Ideas of Perfection and the Ethics of Human Enhancement
Whatever ethical stance one takes in the debate regarding the ethics of human enhancement, one or more reference points are required to assess its morality. Some have suggested looking at the bioethical notions of safety, justice, and/or autonomy to find such reference points. Others, arguing that those notions are limited with respect to assessing the morality of human enhancement, have turned to human nature, human authenticity, or human dignity as reference points, thereby introducing some perfectionist assumptions into the debate. In this article, we ask which perfectionist assumptions should be used in this debate. After a critique of views that are problematic, we take a positive approach, suggesting some perfectionist elements that can lend guidance to the practice of human enhancement, based on the work of Martha Nussbaum's Capability Approach. We suggest that the central capabilities can be used to define the human aspect of human enhancement and thereby allow a moral evaluation of enhancement interventions.
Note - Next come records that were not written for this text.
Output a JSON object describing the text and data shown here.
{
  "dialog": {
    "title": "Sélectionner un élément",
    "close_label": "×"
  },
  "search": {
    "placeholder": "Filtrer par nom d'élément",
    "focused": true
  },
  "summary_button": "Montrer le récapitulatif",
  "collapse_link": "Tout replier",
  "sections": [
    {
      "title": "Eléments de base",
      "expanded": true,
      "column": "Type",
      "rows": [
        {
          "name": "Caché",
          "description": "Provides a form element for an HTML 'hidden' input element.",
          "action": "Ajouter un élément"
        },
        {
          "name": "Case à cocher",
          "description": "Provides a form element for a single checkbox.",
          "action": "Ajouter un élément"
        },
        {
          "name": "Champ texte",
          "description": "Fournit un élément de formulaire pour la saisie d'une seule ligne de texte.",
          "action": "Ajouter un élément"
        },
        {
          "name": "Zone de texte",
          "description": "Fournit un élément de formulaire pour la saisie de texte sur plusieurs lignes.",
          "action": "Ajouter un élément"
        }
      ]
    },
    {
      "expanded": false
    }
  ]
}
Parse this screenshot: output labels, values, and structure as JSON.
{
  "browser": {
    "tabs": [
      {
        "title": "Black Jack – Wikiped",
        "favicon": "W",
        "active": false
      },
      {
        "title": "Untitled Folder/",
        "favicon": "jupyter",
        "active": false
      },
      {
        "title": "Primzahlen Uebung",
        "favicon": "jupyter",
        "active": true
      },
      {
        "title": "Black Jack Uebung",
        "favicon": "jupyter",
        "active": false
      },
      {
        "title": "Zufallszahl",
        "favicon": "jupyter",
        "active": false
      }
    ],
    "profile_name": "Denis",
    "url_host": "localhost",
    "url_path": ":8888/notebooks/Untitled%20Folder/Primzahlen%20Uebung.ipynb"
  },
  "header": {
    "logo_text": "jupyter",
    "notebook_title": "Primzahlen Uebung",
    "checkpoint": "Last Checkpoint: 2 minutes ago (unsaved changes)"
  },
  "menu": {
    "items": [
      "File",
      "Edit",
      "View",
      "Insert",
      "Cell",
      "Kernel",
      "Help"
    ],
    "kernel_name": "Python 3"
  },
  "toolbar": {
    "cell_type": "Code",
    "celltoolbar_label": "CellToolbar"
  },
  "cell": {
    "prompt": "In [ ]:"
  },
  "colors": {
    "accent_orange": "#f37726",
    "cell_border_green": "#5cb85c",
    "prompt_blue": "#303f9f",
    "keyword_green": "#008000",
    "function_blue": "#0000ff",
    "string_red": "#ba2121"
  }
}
These central capabilities can be maximized harmoniously to postulate what an ideal human would look like. Ultimately, the aim of this article is twofold. First, it seeks to make explicit the perfectionist assumptions found in the debate and eliminate those that are problematic. Second, the paper clarifies an element that is often neglected in the debate about human enhancement, the view of the ideal human towards which human enhancement should strive. Here, we suggest that some central capabilities that are essential for an ideal human being can be maximized harmoniously and can therefore serve as possible reference points to guide human enhancement.
No Supplementary Data
No Article Media